DCWS connected with San Diego-based rock artist, Christopher Sluka, who recently presented his new album, “Colorful Radiation”. During the exclusive interview we inquired about Sluka's creative process when developing songs, what he enjoys and hates most about being an artist and much more.
Tell us about your new single "Number One". What does the song represent for you and what do you hope that those who listen to it for the first time take away from it?
I'm fascinated by how groups of human beings throughout history have a strong desire to get together and strive to proclaim themselves "Number One," similar to the Queen song "We are the Champions." However, in this case, not just to sports teams, but political parties, nations, cities, and especially religions... this sense that "God is on our side" and we are somehow the "chosen people."
Describe your creative process in relation to developing songs. Do you write lyrics first and then figure out the instrumentation?
The good ones just come to me. If I think about it too much it never works. And you must be willing to sound terrible in order to experiment and discover something new.
What do you enjoy most about being an artist?
It is a wonderful feeling when an inspiration all comes together, very fulfilling.
What frustrates you the most about being an artist?
It is a horrible feeling when an inspiration doesn't come together, very exasperating.
How would you say that your latest release "Colorful Radiation" is different than your prior albums?
Not only did all the songs come to me melodically & lyrically, but also the arrangements, in a very short time, about three weeks. I could hear everything in my head very much like how a song gets stuck in your head, only in this case they were original songs. And they came to me in the order of the album, like chapters in a book, to tell a cohesive and emotional story that I hope resonates with an audience, and may become something they turn to for sustenance throughout their lives.
As someone who has traveled across the world, what's your favorite city to visit or a place you'd want to end up living?
I've always been drawn back to Venice every few years. I speak a little Italian and I love the food.

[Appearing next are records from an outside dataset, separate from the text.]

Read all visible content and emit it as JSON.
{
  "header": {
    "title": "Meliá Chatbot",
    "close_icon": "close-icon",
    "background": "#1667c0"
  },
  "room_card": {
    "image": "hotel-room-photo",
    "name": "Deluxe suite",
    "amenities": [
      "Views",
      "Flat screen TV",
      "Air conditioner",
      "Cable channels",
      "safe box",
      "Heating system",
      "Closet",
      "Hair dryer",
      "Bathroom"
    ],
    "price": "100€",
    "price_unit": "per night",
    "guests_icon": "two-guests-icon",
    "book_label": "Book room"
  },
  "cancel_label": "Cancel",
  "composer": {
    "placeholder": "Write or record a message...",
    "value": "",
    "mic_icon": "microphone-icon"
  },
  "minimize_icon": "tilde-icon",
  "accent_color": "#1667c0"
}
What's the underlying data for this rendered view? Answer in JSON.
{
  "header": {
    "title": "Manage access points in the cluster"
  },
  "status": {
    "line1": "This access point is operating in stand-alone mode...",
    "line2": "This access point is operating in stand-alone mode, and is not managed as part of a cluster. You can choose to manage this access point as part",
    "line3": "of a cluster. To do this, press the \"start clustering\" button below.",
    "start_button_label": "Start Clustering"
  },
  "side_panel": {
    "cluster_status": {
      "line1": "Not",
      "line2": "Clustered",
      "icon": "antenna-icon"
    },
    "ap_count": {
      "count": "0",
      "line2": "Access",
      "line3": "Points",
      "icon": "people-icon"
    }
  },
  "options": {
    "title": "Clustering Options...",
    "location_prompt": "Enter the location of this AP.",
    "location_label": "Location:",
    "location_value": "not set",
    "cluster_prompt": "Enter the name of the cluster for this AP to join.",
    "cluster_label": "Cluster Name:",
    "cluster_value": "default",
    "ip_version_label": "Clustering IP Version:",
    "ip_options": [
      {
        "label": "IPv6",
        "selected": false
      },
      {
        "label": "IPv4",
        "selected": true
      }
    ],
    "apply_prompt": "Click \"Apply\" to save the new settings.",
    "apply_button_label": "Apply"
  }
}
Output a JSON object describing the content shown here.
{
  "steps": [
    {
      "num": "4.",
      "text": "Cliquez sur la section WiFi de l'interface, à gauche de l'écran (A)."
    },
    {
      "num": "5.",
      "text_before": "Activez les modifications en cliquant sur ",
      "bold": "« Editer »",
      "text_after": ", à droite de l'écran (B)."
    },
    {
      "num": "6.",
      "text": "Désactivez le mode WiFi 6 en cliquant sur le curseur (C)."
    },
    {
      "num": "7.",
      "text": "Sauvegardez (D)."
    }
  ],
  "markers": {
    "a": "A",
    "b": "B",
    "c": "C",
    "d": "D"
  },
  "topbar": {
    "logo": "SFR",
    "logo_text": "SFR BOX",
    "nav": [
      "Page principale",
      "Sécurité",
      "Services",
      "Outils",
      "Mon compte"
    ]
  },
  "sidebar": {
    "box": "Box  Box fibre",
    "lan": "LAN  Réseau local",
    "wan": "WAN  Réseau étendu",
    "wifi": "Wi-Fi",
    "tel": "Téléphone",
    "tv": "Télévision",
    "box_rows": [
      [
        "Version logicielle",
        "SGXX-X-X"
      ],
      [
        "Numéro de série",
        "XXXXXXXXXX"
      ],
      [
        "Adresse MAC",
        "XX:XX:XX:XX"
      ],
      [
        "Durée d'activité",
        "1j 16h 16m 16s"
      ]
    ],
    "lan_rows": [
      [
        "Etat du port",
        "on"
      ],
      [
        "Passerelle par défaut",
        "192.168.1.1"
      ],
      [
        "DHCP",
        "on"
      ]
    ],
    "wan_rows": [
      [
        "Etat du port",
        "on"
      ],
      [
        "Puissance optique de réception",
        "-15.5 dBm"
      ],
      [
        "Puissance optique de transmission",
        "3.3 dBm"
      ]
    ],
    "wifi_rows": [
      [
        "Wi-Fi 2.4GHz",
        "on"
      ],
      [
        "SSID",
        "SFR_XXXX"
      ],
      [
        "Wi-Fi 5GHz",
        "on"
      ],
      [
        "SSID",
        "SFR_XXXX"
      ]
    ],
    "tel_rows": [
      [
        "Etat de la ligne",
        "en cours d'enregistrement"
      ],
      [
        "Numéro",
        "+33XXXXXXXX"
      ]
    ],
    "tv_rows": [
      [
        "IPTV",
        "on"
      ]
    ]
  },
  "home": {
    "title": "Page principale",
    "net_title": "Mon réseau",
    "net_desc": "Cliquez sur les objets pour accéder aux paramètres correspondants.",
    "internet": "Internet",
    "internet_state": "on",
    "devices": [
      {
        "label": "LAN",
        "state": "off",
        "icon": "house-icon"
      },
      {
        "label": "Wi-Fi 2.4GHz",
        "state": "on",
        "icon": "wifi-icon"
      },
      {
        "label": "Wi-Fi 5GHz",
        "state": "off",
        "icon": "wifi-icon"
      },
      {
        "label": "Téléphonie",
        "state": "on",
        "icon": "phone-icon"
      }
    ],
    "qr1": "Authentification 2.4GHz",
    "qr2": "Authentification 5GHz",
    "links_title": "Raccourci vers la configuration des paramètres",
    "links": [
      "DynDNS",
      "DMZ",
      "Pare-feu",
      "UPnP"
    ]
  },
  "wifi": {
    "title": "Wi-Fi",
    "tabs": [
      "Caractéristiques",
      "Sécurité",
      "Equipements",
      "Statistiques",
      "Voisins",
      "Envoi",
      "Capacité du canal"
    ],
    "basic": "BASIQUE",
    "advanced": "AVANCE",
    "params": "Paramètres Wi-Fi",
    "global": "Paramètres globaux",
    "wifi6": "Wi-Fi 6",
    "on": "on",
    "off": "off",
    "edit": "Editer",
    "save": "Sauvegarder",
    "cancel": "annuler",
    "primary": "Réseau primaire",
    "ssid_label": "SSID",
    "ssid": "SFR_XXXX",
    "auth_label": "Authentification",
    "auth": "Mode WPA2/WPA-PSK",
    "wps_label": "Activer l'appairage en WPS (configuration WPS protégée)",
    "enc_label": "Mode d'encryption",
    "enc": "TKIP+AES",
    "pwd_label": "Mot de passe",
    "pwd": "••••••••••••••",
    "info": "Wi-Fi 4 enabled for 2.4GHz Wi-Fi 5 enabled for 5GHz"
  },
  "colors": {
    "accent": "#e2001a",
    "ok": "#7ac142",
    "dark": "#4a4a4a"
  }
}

But as much as I love traveling, and I've lived many years of my life abroad, when away for long periods, I still find myself missing the ideals of America, the aspirations for innovation, creativity, and the pursuit of knowledge and happiness.
Connect with Sluka: Website